--- START ---

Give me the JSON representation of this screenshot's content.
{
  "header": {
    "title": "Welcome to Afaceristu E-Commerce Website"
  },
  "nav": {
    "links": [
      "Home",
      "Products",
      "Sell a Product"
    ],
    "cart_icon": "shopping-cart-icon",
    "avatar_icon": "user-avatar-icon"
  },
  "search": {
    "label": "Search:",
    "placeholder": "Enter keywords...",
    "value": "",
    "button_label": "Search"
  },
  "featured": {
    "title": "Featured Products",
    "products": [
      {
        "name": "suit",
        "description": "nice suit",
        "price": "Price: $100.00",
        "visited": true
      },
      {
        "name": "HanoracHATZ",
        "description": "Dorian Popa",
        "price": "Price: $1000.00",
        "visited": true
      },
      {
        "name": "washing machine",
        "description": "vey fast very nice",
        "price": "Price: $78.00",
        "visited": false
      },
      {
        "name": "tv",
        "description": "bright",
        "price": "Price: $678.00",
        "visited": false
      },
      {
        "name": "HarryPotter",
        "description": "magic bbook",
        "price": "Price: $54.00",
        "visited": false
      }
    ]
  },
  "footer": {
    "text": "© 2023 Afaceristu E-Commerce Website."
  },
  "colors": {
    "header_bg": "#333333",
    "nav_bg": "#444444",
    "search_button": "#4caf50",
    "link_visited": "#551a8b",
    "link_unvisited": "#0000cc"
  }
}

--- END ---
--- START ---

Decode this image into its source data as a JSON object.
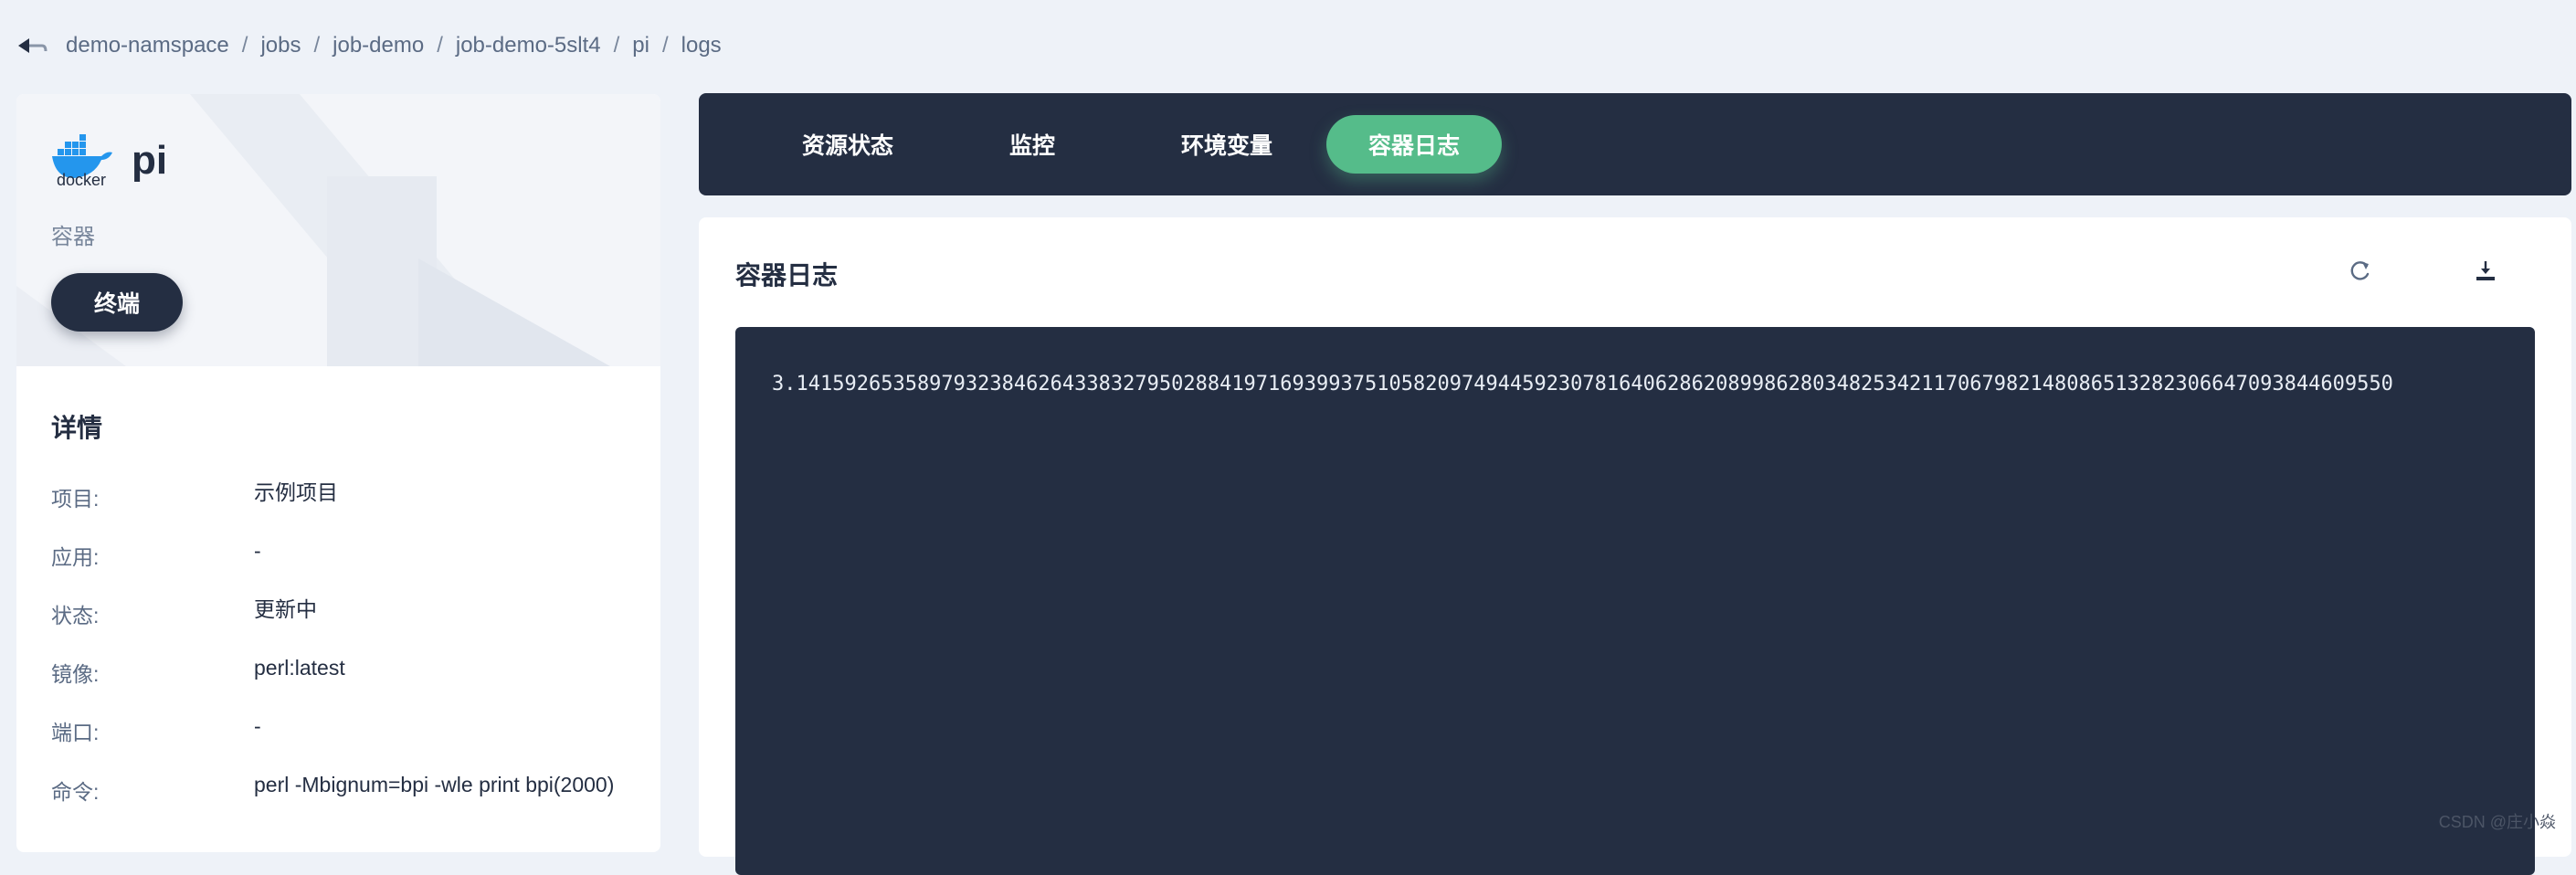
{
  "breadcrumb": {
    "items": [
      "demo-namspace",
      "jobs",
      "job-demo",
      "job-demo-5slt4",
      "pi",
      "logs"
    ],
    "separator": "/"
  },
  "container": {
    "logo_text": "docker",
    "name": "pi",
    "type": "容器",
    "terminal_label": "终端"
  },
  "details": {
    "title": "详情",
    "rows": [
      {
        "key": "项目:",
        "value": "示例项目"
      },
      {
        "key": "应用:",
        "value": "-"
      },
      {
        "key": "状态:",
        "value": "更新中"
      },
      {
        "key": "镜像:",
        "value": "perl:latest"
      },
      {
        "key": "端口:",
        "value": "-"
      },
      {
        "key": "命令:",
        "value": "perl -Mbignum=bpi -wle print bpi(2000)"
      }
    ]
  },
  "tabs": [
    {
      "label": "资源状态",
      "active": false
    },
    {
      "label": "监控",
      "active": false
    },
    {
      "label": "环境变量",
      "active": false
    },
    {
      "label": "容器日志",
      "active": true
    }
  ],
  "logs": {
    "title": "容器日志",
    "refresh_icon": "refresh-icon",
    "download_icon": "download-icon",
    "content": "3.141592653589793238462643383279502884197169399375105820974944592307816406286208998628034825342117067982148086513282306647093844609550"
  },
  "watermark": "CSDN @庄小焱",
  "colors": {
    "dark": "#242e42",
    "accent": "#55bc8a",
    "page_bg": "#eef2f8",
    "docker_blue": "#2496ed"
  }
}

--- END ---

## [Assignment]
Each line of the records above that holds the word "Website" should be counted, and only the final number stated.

## [Problem solution]
2